Donald Watts Davies was a Welsh computer scientist who co-developed the idea of a communications system based on packet-switching. Born in Treorchy, Rhondda Valley, Wales, in 1924, Davies studied at Imperial College London in the 1940's, and would eventually spend most of his career conducting research at the UK's National Physical Laboratory. When Davies first began working at National Physical Laboratory he worked alongside the pioneer of computer science, Alan Turing. It's reputed that Davies highlighted some errors within Turing's theoretical programming, much to the chagrin of the aforementioned computer scientist. Turing, at that time, was working on a project to develop a automatic computing engine. Ambitious in its scope, it failed to meet expectation, which led to Turing's exit. Davies took over the project, limited it's ambitions and delivered a working ACE computer by the early 1950's. Davies became interested in researching communication between computers in the 1960's. While visiting MIT in the United States of America, Davies noticed a problem in their time-share computing network, and came back to the UK to develop an improved system.
(Pictured: Donald Davis)

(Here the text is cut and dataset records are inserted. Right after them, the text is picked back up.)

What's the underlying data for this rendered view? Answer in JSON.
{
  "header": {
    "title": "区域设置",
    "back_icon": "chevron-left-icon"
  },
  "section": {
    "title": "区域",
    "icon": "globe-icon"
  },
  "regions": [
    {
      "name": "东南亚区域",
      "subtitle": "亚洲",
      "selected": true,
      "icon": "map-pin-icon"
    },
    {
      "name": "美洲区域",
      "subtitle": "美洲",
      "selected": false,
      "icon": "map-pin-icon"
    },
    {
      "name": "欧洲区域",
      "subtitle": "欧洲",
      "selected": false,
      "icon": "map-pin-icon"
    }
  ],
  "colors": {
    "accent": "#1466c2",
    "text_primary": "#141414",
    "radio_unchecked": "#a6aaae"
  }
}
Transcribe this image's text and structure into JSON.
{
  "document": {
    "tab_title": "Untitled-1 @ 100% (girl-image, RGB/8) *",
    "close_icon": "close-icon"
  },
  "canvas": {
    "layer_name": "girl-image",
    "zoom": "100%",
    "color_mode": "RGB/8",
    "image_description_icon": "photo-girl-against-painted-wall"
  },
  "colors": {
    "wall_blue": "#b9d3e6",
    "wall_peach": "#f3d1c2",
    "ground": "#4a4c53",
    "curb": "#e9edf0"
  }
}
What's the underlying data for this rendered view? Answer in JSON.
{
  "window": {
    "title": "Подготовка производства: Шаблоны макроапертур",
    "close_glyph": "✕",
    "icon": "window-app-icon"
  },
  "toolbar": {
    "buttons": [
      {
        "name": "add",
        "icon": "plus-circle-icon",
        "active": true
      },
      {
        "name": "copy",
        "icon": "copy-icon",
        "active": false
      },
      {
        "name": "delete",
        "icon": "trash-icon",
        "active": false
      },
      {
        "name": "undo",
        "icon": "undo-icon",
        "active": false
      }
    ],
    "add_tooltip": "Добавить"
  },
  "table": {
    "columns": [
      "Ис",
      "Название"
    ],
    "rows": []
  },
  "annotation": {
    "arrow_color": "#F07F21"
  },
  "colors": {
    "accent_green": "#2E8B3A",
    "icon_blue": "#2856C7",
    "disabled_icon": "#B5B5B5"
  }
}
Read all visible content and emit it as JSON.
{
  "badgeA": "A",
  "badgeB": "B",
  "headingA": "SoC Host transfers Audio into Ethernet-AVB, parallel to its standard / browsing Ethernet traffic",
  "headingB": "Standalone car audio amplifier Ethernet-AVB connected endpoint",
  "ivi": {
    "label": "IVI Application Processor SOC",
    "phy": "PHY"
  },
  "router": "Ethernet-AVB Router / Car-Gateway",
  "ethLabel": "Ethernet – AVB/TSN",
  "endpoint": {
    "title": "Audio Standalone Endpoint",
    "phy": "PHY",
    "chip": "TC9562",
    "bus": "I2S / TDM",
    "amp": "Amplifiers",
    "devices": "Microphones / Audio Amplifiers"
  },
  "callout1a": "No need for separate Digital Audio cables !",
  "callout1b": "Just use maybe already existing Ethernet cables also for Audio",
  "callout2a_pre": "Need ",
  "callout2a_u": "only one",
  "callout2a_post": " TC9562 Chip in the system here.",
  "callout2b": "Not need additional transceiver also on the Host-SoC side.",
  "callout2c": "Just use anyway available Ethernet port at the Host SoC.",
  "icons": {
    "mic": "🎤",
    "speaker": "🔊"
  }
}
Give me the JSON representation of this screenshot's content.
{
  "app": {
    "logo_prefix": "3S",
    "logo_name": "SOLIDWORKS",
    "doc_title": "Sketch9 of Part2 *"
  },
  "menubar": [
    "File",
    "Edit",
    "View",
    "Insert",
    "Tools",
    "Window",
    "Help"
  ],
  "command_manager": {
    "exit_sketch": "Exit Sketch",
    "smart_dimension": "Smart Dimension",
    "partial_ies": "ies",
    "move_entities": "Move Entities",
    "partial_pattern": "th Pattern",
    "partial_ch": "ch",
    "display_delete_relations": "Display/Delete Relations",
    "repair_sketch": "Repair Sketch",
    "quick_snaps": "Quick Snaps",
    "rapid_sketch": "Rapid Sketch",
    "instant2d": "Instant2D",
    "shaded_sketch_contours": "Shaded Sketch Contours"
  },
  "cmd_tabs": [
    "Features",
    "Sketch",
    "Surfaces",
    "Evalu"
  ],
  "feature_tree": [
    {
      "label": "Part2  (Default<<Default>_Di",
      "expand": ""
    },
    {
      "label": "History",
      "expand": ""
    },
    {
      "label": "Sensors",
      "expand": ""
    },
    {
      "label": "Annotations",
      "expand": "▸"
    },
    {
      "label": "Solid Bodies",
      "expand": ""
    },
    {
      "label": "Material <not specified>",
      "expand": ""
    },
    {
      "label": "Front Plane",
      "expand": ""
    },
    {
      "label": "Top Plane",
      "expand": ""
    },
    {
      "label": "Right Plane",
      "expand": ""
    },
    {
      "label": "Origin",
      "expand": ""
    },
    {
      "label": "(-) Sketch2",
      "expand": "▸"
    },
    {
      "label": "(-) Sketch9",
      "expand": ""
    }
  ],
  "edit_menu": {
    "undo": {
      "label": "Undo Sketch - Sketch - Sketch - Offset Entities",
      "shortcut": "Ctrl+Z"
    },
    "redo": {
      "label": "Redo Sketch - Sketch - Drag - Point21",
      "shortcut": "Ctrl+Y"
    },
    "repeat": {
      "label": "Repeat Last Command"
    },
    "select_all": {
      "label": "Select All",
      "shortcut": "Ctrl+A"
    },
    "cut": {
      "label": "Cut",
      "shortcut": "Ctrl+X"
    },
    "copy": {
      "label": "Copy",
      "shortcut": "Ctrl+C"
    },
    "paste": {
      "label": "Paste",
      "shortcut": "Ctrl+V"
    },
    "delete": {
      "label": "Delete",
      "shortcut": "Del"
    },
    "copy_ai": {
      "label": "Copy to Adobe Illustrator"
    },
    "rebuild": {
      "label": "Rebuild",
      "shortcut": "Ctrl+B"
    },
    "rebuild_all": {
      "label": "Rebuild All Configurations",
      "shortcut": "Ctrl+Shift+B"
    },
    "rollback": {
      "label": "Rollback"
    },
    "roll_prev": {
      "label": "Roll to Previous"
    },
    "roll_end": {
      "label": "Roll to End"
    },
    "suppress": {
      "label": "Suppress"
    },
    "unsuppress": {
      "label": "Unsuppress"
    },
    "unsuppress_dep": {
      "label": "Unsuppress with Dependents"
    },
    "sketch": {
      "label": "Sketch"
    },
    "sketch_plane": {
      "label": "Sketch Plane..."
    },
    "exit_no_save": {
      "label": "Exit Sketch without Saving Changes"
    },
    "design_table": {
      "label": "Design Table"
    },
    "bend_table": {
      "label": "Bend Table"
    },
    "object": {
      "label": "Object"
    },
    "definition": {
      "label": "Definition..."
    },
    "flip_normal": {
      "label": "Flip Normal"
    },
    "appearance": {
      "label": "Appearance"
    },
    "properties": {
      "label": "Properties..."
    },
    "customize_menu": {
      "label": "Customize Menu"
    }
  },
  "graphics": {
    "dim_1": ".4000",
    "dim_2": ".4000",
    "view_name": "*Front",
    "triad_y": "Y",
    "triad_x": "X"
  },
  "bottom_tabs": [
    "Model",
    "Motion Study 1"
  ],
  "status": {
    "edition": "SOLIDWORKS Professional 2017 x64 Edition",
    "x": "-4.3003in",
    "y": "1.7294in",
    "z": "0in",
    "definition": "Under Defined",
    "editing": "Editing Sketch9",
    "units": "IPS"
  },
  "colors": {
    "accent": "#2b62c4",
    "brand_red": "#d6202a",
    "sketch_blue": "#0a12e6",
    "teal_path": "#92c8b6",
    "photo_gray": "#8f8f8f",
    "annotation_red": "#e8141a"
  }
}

In the mid 1960's, Donald Davies collaborated with Roger Scantlebury, and published a number of important papers and reports related to packet switching. In 1965, it has been claimed that Donald Davies attended a IFIP meeting in New York, and a NPL meeting in the UK, where he discussed network communications with Lawrence Roberts (who built ARPANET) and discussed time-sharing research with MIT scientists. By the end of 1965, Donald Davies published two papers: "Remote Online Data Processing and its Communication Needs" and "Proposal for the Development of a National Communications Service for Online Data Processing". In 1966, Donald Davies would hold a lecture, outlining his ideas, with telecommunication manufacturers and this would lead to a paper titled "A Digital Communications Network For Computers". Donald Davies paper would coin the term "packet" and "packet switching"; later American computer network designers would adopt this term. Scantlebury believed that "A Digital Communications Network For Computers" outlined a network that was more advanced than any proposed in the United States.
By the end of the 1967, Davies and Scantlebury produced a written proposal for a National Physical Laboratory (NPL) Computer Network. This network has been referred to as the following: National Physical Laboratory Network; NPL Data Communications Network; NPL Data Network; and the NPL Network. The first operational version of the network was launched in 1969 and was named Mark I, and was replaced by the Mark II network in 1973. Neither network received the same level of funding as the American ARPANET network. The Mark II network was decommissioned in 1986. Mark I and ARPANET were operational in 1969, but Mark I was launched before ARPANET, so Mark I was the first packet switching network, and initially operated at a higher line speed than ARPANET (768 kbps compared to 50 kbps).
Donald Davies died on the 28th of May 2000. His contribution to computer communication networks has been recognised with a number of awards: blue plaque (Treorchy, Wales) (permanent historical marker) in the UK; member of the Internet Hall of Fame (Pioneer: 2012); and British Computer Society Award (1974).